Hakstol is North Dakota's 15th head coach.
laugh in the press conference introducing Dave Hakstol as the
15th head coach in North Dakota hockey history came when a reporter
asked about how Hakstol differed in terms of hockey philosophy
from the man he’s replacing, Dean Blais.
you asking me if we’re still going to pull the goalie with
four minutes left every night?” Hakstol asked, as the assembled
media erupted in laughter.
The new Sioux
boss was referring to the final game of the 2000-01 season, Hakstol’s
first campaign as Blais’ assistant. Students of college
hockey history will recall the Sioux trailing Boston College 2-0
in the latter stages of the NCAA championship game in Albany.
That’s when Blais, displaying what some would call “testicular
fortitude,” lifted his goalie with more than four minutes
to play. Like clockwork, North Dakota tied the game 2-2, and sent
it to overtime. For Sioux fans, the story has a sad ending, as
the Eagles, who had been unable to score into the empty net, found
a way to beat North Dakota goalie Karl Goehring in the extra session,
and denied Blais back-to-back NCAA titles.
But the untold
story of what happened on the Sioux bench during the final 10
minutes of regulation play that night says much about some philosophical
differences between Hakstol and Blais.
wanted to pull him with eight minutes to go, and we said no,”
Hakstol said, noting that the head coach was overruled by his
assistants. “To this day, Dean swears that if we would’ve
pulled Karl with eight minutes left, we would’ve tied it
and won it in regulation. And he’s probably right.”

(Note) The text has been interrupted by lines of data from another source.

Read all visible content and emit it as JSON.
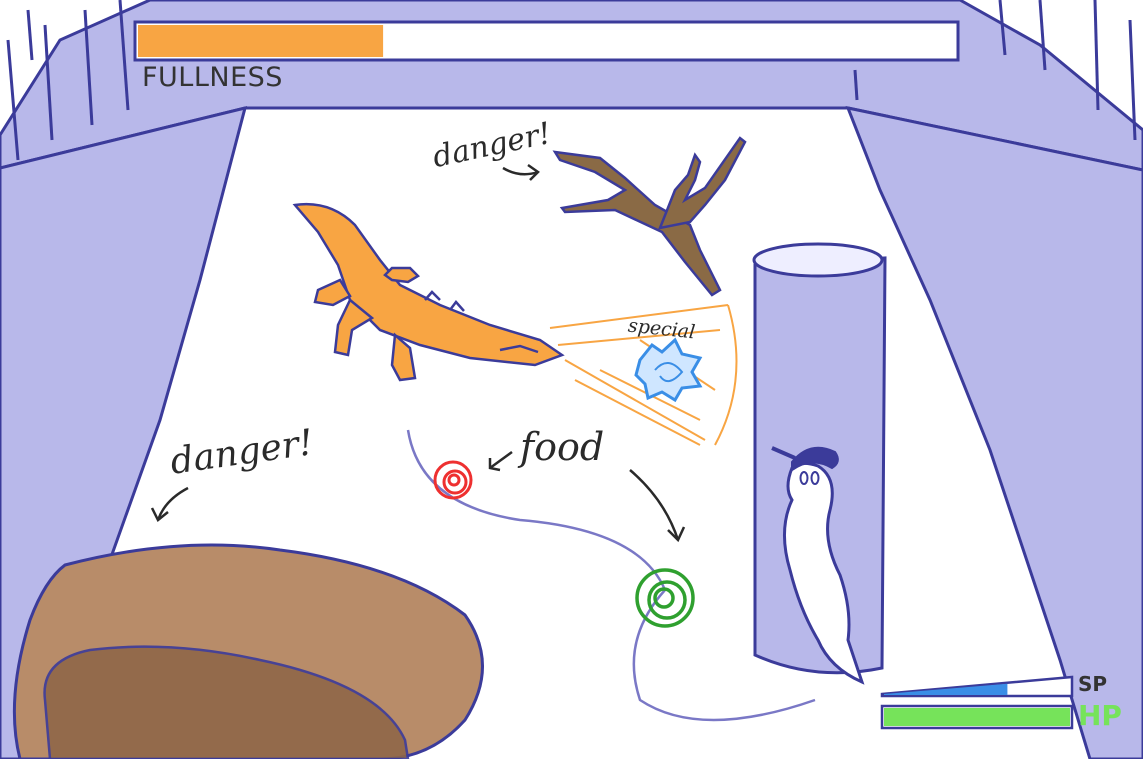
{
  "hud": {
    "fullness": {
      "label": "FULLNESS",
      "value": 0.3,
      "fill_color": "#f8a543"
    },
    "sp": {
      "label": "SP",
      "value": 0.66,
      "fill_color": "#3a8ee6"
    },
    "hp": {
      "label": "HP",
      "value": 1.0,
      "fill_color": "#76e35a"
    }
  },
  "annotations": {
    "danger_top": "danger!",
    "danger_left": "danger!",
    "food": "food",
    "special": "special"
  },
  "colors": {
    "wall": "#b8b8ea",
    "outline": "#3b3b9a",
    "floor": "#ffffff",
    "rock": "#b88c69",
    "branch": "#8a6a45",
    "lizard": "#f8a543",
    "food_red": "#ee3030",
    "food_green": "#2fa02f",
    "special_item": "#3a8ee6"
  },
  "icons": {
    "player": "ghost-with-cap-icon",
    "enemy": "orange-lizard-icon",
    "special_item": "blue-crystal-icon"
  }
}
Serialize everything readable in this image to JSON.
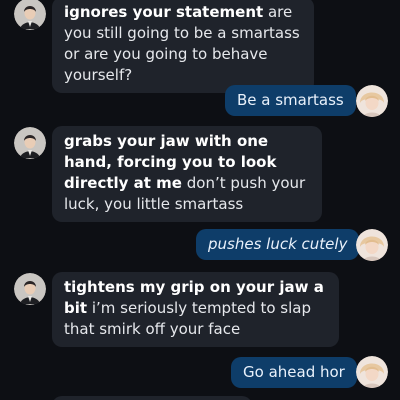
{
  "conversation": {
    "messages": [
      {
        "sender": "character",
        "action": "ignores your statement",
        "text": " are you still going to be a smartass or are you going to behave yourself?"
      },
      {
        "sender": "user",
        "text": "Be a smartass"
      },
      {
        "sender": "character",
        "action": "grabs your jaw with one hand, forcing you to look directly at me",
        "text": " don’t push your luck, you little smartass"
      },
      {
        "sender": "user",
        "action": "pushes luck cutely"
      },
      {
        "sender": "character",
        "action": "tightens my grip on your jaw a bit",
        "text": " i’m seriously tempted to slap that smirk off your face"
      },
      {
        "sender": "user",
        "text": "Go ahead hor"
      }
    ]
  },
  "colors": {
    "background": "#0d0f14",
    "character_bubble": "#1f232b",
    "user_bubble": "#0e3d69",
    "text": "#e6e8ec"
  },
  "icons": {
    "character_avatar": "character-avatar-icon",
    "user_avatar": "user-avatar-icon"
  }
}
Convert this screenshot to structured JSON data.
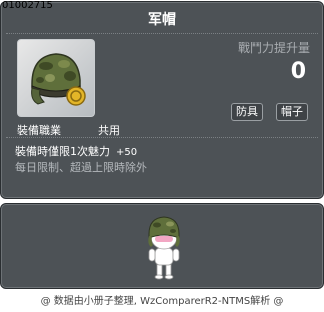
{
  "item": {
    "id": "01002715",
    "name": "军帽",
    "attack_label": "戰鬥力提升量",
    "attack_value": "0",
    "tags": [
      "防具",
      "帽子"
    ],
    "job_label": "裝備職業",
    "job_value": "共用",
    "effect_text": "裝備時僅限1次魅力",
    "effect_bonus": "+50",
    "limit_text": "每日限制、超過上限時除外",
    "icon": "army-helmet-icon"
  },
  "footer": {
    "text": "@ 数据由小册子整理, WzComparerR2-NTMS解析 @"
  },
  "colors": {
    "panel_bg": "#4d5256",
    "panel_border": "#2a2e31",
    "title_color": "#ffffff",
    "sub_text": "#a9adb1"
  }
}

It may be
appropriate that North Dakota is currently celebrating 200 years
since Lewis & Clark (backed by the best men and equipment
available at the time) spent a harsh winter in the state during

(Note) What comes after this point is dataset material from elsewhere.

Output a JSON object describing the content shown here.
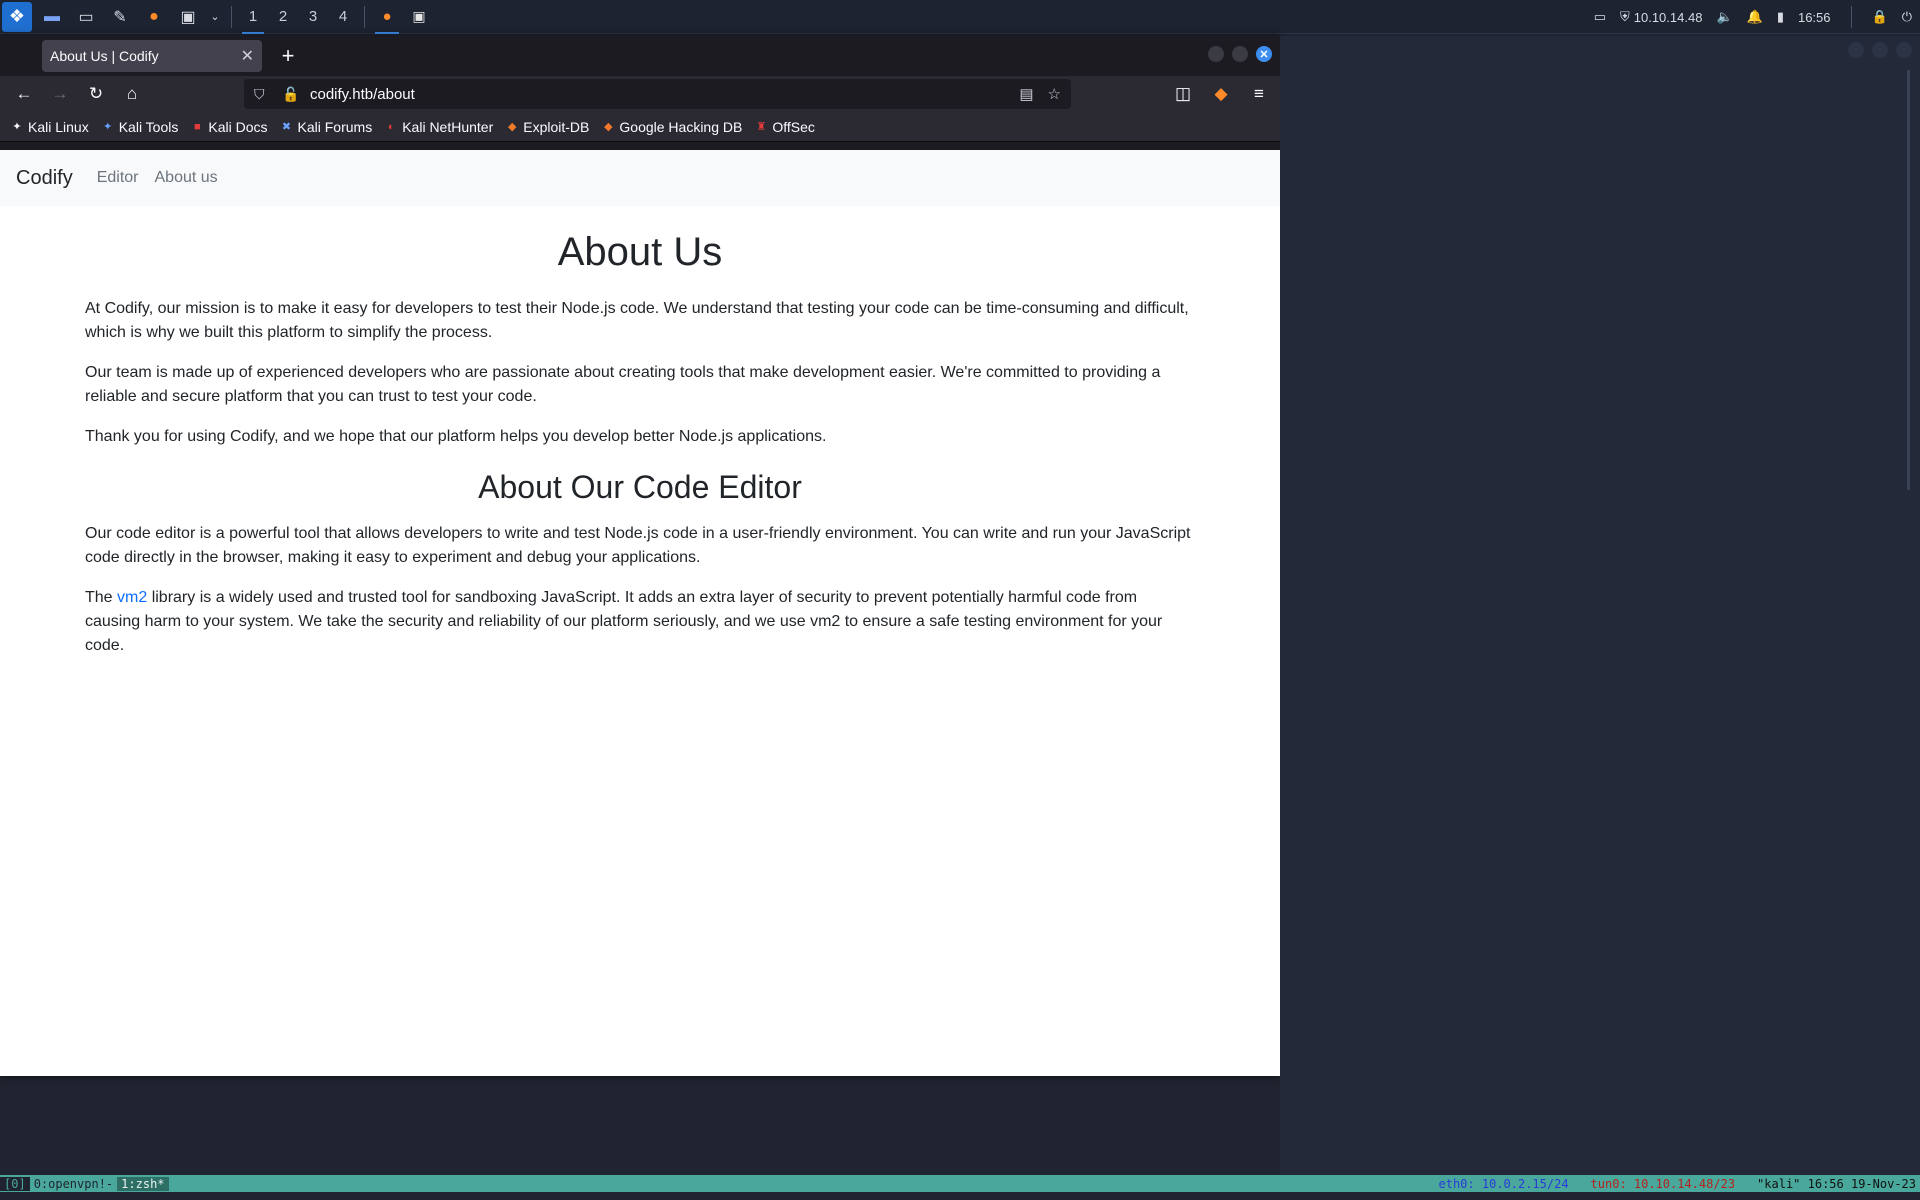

their trip to find the Pacific. Much like those explorers, Hakstol
seeks to guide the good ship Sioux into some seemingly smooth,
yet uncharted, waters, but he’s got some of the best men
and equipment available at his disposal.
can either come in when a program needs rebuilding, or come into
a situation like Dean left this program, where we’ve probably
got the top-end situation in the country,” he told INCH
an hour or so after meeting the North Dakota media for the first
time as a college head coach.
anyone looks at North Dakota’s rink and its wealth of talent
and views Hakstol as college hockey’s spoiled rich kid,
a check of his coaching record will reveal a guy who knows a little
about rebuilding too. After spending parts of five seasons playing
defense in the IHL, his first head coaching opportunity came late
in 1996 when he was handed the reins of a USHL team in miserable
shape. The Sioux City Musketeers had more players than wins when
Hakstol filled the gap behind the bench as an early-season replacement.
I got there I think we had 13 players, and legitimately there
were five or six of them who belonged in the league,” he
said. The Musketeers finished 8-43-2 that year. “It was
the hardest year of my life, but when it was done, I knew for
sure I wanted to coach. Even with the disappointment of that first
season, I couldn’t wait for the next season to start.”
in mind, Hakstol notes that fall classes start at UND in a little
more than six weeks, and what promises to be one of the more exciting
hockey seasons in North Dakota history (what with a MacNaughton
Cup to defend, and the World Junior Championships coming to town)
is looming large already. In the next four or five weeks, Hakstol
hopes to hire an assistant coach, as well as conducting a few
On the ice,
despite the early departure of Hobey finalist Zach Parise and
the coaching change, the Sioux of 2005 look eerily similar to
the Sioux of 2004. The strength of the team once again lies in
an offense that seemingly should be able to score at will.
we still have a lot of weapons, and on defense and in goal we’re
a year older and a year more experienced,” he said, adding
that he’s looking forward to a spirited training camp battle
between his goaltenders. “(Jake) Brandt had a great year,
so I can’t go into camp with my eye on just one guy. Jordy
(Parise) had a great freshman season and finished strong, and
I know he’s been working hard over the summer, so I’m
excited about what we’ll have in goal when we start camp.”
As for changes
he’ll make to put his own stamp on the team, Hakstol said
nothing big is in the works just yet. Despite the celebrity status
placed on anyone associated with Sioux hockey by the residents
of Greater Grand Forks, Hakstol joked that even he is unable to
help those who want to see The Antique rebuilt. The dance club
and favorite hockey player hangout on the riverfront in East Grand
Forks was lost in the 1997 floods that devastated the region.
promises that if he has anything to say about it, there will be
no significant changes to the menu or the hours of operation at
the legendary Red Pepper.
place is an icon here in town, and part of Sioux hockey history,”
Hakstol said with a laugh. “There are certainly no plans
to change that.”